Dataset rows describing interfaces:
+ + + +

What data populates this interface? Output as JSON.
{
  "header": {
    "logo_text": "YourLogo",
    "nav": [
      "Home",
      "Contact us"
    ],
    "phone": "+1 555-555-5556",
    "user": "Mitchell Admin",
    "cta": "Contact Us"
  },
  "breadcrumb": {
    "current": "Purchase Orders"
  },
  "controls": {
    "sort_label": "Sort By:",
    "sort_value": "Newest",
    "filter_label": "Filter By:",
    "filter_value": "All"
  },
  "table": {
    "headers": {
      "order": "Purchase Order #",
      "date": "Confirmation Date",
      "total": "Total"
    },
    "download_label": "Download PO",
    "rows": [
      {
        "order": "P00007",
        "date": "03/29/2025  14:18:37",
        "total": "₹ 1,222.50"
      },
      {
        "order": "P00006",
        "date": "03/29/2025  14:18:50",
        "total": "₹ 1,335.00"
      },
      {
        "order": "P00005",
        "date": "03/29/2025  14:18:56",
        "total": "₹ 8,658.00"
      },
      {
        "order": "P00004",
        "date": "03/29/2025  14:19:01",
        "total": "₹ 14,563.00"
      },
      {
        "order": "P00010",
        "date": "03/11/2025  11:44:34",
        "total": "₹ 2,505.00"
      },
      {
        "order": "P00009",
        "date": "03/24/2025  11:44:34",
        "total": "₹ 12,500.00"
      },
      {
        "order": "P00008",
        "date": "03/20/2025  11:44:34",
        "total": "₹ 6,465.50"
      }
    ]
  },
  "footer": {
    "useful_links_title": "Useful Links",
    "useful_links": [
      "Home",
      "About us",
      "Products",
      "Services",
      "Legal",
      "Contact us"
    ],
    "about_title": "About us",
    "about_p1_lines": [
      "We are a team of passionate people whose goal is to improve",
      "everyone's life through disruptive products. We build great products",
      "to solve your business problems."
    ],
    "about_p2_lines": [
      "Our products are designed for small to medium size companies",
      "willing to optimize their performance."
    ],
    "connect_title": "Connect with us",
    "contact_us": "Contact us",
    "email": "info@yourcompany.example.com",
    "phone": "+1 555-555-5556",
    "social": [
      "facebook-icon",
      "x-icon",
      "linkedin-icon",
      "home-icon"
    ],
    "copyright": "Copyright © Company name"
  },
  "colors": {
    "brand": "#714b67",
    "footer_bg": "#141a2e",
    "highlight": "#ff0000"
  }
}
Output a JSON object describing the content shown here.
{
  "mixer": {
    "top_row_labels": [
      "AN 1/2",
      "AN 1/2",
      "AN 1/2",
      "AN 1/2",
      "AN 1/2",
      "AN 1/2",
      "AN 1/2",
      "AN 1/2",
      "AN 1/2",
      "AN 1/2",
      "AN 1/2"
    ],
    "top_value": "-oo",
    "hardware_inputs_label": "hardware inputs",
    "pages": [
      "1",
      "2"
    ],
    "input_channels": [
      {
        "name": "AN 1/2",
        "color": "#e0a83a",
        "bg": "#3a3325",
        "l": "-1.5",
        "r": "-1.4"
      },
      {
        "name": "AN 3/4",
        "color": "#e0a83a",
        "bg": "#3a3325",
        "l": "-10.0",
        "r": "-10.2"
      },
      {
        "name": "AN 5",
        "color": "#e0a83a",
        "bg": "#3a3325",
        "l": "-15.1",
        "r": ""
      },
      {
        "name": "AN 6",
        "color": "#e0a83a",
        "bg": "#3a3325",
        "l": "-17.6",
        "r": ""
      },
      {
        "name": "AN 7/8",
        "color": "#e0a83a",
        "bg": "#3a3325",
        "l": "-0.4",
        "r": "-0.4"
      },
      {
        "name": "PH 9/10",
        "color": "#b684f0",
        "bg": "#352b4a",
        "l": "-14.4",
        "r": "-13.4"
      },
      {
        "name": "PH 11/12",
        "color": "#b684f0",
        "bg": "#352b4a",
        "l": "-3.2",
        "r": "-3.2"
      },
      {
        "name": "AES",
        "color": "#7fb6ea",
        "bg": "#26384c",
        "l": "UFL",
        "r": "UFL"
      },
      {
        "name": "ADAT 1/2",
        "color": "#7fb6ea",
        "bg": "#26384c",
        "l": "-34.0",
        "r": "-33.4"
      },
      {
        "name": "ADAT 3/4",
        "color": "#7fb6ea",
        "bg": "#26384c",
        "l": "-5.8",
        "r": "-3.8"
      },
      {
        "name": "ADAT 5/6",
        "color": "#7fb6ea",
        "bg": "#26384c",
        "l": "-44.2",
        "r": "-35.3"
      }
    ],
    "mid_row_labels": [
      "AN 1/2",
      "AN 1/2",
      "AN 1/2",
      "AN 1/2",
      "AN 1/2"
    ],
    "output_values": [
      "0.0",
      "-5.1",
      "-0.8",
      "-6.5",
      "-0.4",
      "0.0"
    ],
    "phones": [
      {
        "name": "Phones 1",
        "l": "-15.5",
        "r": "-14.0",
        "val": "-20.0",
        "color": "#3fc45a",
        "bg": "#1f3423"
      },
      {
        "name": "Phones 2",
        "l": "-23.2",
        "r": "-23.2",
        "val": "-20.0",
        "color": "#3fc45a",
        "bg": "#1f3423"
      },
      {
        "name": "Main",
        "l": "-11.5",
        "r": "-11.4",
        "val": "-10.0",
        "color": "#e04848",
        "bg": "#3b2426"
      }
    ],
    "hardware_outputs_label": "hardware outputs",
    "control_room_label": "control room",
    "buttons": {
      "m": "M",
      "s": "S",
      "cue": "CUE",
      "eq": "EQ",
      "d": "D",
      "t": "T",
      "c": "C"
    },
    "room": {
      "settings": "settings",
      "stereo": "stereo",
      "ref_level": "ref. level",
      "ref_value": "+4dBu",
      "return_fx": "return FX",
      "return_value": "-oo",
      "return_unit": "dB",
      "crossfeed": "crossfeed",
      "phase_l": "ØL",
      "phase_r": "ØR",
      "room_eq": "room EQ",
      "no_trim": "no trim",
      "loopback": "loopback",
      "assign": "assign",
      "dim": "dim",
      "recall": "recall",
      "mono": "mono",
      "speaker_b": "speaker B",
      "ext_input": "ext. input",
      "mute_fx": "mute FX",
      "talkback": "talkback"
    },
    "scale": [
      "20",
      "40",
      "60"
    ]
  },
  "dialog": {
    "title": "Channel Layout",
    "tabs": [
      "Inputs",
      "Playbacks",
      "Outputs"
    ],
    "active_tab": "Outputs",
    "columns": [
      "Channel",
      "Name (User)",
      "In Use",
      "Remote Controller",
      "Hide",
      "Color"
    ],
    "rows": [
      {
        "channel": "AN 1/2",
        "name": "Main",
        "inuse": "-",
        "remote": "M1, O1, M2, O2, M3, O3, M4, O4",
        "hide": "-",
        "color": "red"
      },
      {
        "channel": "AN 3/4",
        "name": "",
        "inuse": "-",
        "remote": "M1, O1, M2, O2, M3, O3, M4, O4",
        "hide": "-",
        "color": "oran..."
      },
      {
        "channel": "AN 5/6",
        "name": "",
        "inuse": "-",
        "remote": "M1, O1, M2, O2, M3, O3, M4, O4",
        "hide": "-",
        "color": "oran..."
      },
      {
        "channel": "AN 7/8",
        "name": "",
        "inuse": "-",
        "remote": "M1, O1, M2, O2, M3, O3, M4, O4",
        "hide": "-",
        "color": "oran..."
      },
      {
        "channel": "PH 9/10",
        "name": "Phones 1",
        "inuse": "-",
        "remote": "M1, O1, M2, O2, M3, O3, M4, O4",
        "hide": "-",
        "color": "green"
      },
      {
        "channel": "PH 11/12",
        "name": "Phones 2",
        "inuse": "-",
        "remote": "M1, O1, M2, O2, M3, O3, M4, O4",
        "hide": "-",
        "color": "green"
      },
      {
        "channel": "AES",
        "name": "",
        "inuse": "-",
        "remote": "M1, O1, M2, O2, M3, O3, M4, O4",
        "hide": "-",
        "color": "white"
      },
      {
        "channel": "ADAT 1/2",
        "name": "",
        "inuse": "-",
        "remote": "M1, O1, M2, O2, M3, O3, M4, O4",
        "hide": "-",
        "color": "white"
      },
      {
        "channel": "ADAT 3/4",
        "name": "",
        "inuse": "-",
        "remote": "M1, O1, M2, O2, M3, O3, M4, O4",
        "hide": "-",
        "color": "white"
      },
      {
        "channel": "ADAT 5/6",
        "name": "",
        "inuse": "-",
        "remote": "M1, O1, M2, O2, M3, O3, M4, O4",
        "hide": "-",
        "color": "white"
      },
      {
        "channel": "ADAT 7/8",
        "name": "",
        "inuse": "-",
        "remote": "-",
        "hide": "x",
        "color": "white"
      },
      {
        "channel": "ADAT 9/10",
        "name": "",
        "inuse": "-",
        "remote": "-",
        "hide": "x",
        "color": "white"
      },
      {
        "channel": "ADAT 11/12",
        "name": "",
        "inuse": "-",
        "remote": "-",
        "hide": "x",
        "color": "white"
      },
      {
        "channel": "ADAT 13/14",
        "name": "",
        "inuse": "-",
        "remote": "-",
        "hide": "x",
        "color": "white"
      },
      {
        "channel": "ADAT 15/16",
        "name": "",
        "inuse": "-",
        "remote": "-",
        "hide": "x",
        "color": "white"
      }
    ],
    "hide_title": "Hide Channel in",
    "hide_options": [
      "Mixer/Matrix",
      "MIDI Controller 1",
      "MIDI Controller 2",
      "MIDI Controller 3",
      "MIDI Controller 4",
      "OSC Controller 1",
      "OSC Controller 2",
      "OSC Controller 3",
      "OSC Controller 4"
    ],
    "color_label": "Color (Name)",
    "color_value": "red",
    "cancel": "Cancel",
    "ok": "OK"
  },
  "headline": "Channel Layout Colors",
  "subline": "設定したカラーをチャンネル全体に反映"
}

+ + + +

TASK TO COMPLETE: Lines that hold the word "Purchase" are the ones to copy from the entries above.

OUTPUT OF THE EXERCISE:
    "current": "Purchase Orders"
      "order": "Purchase Order #",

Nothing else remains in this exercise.